Whenever those elements fall seamlessly into place, as on the opening four songs, the resulting pop sophistication is easily Tune-Yards’ finest work. Garbus commands such a rousing energy, particularly on the tribal ‘Time Of Dark’ and the campfire feel of ‘Rocking Chair’, that it makes you want to experience those moments first-hand.
“Listen to the words I say!/Sound like a floral bouquet!/A lyrical round-and-roundandroundandround!” she wails on ‘Water Fountain’, the first of several instances where she articulates an explosive urgency to express herself.
Beneath the restless song structures, ‘Nikki Nack’’s abstract and often improvised feel makes it difficult to tell whether some of these tracks are built on solid foundations. That’s most evident two-thirds of the way in, during the overwhelming jumble of ‘Sink-O’ and the spoken interlude of ‘Why Do We Dine On The Tots?’.
In the case of the latter, including a poem from your previous job as a puppeteer might suggest a lack of ideas – were it any other artist. But with Garbus, that sort of playful imagination has been Tune-Yards’ consistent strength.
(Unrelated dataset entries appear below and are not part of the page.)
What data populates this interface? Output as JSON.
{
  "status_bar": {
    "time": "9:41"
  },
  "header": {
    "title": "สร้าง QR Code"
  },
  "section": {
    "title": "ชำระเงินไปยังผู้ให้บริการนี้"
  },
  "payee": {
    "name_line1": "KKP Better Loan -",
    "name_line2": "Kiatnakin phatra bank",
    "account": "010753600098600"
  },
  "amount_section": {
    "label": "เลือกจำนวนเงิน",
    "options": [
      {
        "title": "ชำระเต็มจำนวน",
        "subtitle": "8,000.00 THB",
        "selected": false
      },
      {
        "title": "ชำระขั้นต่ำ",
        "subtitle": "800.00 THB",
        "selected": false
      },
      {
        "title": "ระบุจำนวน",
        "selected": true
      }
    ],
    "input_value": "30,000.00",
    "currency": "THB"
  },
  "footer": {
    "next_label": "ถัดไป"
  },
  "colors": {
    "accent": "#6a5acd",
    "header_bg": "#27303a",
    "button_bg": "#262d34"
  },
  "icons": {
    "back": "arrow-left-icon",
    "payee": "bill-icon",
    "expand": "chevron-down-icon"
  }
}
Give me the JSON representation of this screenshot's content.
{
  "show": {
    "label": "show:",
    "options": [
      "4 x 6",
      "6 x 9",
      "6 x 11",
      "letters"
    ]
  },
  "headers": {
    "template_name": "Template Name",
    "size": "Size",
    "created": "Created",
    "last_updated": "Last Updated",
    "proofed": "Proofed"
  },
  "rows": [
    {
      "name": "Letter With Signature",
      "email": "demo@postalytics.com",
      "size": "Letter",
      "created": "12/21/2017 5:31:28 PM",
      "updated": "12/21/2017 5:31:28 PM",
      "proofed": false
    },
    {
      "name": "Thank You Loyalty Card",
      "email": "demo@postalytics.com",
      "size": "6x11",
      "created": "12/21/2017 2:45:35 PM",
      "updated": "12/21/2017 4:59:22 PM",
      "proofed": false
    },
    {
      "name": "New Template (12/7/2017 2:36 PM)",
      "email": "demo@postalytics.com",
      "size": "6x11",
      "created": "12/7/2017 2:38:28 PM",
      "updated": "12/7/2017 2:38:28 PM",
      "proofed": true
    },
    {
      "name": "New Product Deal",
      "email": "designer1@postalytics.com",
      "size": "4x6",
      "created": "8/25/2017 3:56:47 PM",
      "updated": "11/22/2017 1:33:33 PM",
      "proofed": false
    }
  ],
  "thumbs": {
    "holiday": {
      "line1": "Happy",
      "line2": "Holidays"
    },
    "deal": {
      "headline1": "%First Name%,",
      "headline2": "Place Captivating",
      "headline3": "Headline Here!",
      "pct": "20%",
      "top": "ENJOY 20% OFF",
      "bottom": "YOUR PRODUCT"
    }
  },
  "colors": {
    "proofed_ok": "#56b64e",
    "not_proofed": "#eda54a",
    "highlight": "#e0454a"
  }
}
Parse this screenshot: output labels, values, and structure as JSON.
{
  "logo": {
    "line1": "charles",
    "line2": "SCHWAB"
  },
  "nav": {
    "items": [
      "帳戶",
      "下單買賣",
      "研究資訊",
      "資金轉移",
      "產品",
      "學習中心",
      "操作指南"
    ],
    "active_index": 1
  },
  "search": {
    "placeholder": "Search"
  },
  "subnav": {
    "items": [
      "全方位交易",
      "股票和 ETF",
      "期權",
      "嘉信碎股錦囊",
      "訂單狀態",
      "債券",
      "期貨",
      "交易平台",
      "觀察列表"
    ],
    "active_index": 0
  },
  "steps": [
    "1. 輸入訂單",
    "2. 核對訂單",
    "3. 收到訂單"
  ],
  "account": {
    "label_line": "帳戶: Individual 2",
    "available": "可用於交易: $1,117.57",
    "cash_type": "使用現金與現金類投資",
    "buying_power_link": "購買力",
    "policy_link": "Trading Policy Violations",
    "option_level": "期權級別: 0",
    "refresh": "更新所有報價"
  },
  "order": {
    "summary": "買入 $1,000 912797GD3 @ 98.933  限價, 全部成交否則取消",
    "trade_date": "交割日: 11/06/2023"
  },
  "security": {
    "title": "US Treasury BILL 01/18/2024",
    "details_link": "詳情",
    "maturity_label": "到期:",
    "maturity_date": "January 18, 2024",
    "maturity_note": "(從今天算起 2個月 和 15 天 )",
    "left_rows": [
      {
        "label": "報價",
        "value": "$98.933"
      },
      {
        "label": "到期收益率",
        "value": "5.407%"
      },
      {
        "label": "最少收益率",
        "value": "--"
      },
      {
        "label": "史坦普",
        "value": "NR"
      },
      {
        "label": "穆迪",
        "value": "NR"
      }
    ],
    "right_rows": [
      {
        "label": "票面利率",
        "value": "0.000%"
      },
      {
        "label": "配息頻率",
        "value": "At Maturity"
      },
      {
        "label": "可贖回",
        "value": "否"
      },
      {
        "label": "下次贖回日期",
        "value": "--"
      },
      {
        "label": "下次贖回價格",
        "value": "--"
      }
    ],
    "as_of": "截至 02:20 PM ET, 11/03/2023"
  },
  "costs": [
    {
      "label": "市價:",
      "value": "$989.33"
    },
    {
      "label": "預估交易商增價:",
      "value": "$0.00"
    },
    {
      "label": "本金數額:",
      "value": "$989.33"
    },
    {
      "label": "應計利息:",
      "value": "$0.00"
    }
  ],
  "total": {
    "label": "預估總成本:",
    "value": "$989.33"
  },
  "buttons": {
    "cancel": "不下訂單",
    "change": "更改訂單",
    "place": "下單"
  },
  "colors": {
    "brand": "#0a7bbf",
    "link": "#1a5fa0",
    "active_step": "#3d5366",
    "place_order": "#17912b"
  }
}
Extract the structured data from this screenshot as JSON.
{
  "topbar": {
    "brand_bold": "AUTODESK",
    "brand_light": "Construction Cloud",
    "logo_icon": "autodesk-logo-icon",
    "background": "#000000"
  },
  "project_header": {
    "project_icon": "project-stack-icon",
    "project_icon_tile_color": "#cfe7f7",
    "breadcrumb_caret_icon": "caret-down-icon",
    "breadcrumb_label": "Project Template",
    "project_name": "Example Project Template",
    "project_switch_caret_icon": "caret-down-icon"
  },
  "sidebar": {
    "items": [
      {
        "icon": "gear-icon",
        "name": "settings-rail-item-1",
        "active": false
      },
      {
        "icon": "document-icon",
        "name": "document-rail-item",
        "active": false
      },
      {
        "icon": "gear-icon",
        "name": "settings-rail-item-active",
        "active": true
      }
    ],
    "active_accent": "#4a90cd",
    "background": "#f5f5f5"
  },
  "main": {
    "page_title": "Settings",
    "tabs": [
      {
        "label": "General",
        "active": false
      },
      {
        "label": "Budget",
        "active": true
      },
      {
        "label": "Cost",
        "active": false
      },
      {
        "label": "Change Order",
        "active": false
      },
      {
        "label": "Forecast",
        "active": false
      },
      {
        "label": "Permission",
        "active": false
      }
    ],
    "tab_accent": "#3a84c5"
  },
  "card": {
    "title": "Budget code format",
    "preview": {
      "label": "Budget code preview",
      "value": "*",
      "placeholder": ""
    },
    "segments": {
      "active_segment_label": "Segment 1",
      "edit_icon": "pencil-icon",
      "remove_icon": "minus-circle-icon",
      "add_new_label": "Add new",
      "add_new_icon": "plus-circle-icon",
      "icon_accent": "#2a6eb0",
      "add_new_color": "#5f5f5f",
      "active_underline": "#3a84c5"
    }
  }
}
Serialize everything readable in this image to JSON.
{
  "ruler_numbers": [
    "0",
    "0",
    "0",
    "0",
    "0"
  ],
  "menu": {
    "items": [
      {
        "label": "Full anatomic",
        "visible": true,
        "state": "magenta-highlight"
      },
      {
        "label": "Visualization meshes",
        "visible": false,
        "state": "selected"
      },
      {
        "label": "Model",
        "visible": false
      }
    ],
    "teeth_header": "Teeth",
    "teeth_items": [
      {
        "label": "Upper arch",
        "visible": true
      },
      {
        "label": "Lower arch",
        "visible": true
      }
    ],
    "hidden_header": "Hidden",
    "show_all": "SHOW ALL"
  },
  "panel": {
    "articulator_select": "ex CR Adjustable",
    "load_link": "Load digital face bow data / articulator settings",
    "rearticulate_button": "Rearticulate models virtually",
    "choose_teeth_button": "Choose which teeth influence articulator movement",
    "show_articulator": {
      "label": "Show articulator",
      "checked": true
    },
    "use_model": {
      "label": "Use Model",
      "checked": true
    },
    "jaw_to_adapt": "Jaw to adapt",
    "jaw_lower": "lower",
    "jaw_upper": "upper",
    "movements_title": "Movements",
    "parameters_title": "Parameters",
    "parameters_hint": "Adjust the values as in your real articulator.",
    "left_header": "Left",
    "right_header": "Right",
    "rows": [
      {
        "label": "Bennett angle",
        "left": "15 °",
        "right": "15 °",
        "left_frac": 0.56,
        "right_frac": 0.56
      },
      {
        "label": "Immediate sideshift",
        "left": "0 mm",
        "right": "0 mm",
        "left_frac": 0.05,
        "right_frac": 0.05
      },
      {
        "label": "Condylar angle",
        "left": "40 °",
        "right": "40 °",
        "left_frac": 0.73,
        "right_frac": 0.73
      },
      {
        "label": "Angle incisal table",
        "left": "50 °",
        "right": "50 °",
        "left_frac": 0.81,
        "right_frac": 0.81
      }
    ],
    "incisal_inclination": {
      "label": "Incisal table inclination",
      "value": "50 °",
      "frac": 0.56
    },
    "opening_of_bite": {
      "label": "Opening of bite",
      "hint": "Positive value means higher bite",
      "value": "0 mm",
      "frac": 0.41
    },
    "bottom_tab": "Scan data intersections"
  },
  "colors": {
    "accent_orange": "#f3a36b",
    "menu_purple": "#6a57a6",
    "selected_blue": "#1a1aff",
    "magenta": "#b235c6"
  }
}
There’s no better illustration of ‘Nikki Nack’’s eclecticism: the songs splatter unpredictably with little concern for cohesion, forming a whole that is emphatically unique.